Jacob Derks Huizinga (Huysinga), born 9 January 1659 at Huizinge, died 24 December 1736 at Groningen, was a member of the Dutch Mennonite Huizinga family. Jacob Derks Huizinga was not a farmer like his forefathers, but a merchant. He settled in the city of Groningen, first as partner of the well-known Jan Arents "in 't Block." He married twice: in 1681 Janneken Lubberts Cremer (see Cremer) of Neustadt-Gödens, who died in 1701, then in 1702 Stijntje Mattheusd. van Calker of Deventer, who died in 1731. At first he was a loyal member of the Groningen Old Flemish Mennonites, but in course of time friction arose because Huizinga was less conservative than the Old Flemish. He sympathized much with the Collegiants and seems to have left his church to join the Collegiants, who had a considerable group in the city of Groningen with a meetinghouse of their own.
Huizinga wrote a family book in which he wrote "memorable occurrences from my time 1672-1696," which gives some valuable information on Mennonite history. His Lyckreden op het Christelijk en zalig afsterven van . . . Albert Jansen was published at Groningen (n.d., 1727). A curious letter by Huizinga as a marriage broker is found in Gorter's Doopsgezinde Lectuur 1858, 329 ff.
Doopsgezinde Bijdragen (1883): 73.
Molhuysen, P. C. and P. J. Blok. Nieuw Nederlandsch Biografisch Woordenboek. Leiden, 1911-1937: VIII, 886 f.

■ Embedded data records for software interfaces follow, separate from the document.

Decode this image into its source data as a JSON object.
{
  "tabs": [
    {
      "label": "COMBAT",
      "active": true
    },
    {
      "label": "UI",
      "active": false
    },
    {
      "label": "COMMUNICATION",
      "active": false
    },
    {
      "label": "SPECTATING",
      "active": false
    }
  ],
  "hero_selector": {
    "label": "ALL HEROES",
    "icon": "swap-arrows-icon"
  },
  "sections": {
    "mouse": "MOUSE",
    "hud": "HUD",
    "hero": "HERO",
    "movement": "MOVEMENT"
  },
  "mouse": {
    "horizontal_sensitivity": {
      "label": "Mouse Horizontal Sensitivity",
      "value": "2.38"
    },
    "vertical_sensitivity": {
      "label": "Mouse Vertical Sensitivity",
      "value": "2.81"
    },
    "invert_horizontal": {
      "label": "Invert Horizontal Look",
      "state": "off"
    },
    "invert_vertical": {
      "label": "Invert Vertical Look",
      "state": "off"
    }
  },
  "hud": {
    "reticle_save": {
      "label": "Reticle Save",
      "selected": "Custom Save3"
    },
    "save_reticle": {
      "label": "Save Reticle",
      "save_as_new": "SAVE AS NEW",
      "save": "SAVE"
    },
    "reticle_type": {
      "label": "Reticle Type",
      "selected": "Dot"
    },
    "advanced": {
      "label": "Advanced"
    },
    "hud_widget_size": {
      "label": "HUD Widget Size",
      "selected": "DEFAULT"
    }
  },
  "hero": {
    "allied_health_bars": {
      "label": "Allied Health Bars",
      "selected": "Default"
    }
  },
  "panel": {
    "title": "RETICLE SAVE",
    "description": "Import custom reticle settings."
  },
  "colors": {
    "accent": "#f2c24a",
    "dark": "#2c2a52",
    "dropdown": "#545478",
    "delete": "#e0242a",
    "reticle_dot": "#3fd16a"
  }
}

Visscher, H. and L. A. van Langeraad. Het protestantsche vaderland: biographisch woordenboek van protestantsche godgeleerden in Nederland, 8 vols. Utrecht, 1903-1918: IV, 404 f.
|Author(s)||Nanne van der Zijpp|
Cite This Article
van der Zijpp, Nanne. "Huizinga, Jacob Derks (1659-1736)." Global Anabaptist Mennonite Encyclopedia Online. 1956. Web. 17 Jan 2017. http://gameo.org/index.php?title=Huizinga,_Jacob_Derks_(1659-1736)&oldid=82308.
van der Zijpp, Nanne. (1956). Huizinga, Jacob Derks (1659-1736). Global Anabaptist Mennonite Encyclopedia Online. Retrieved 17 January 2017, from http://gameo.org/index.php?title=Huizinga,_Jacob_Derks_(1659-1736)&oldid=82308.
©1996-2017 by the Global Anabaptist Mennonite Encyclopedia Online. All rights reserved.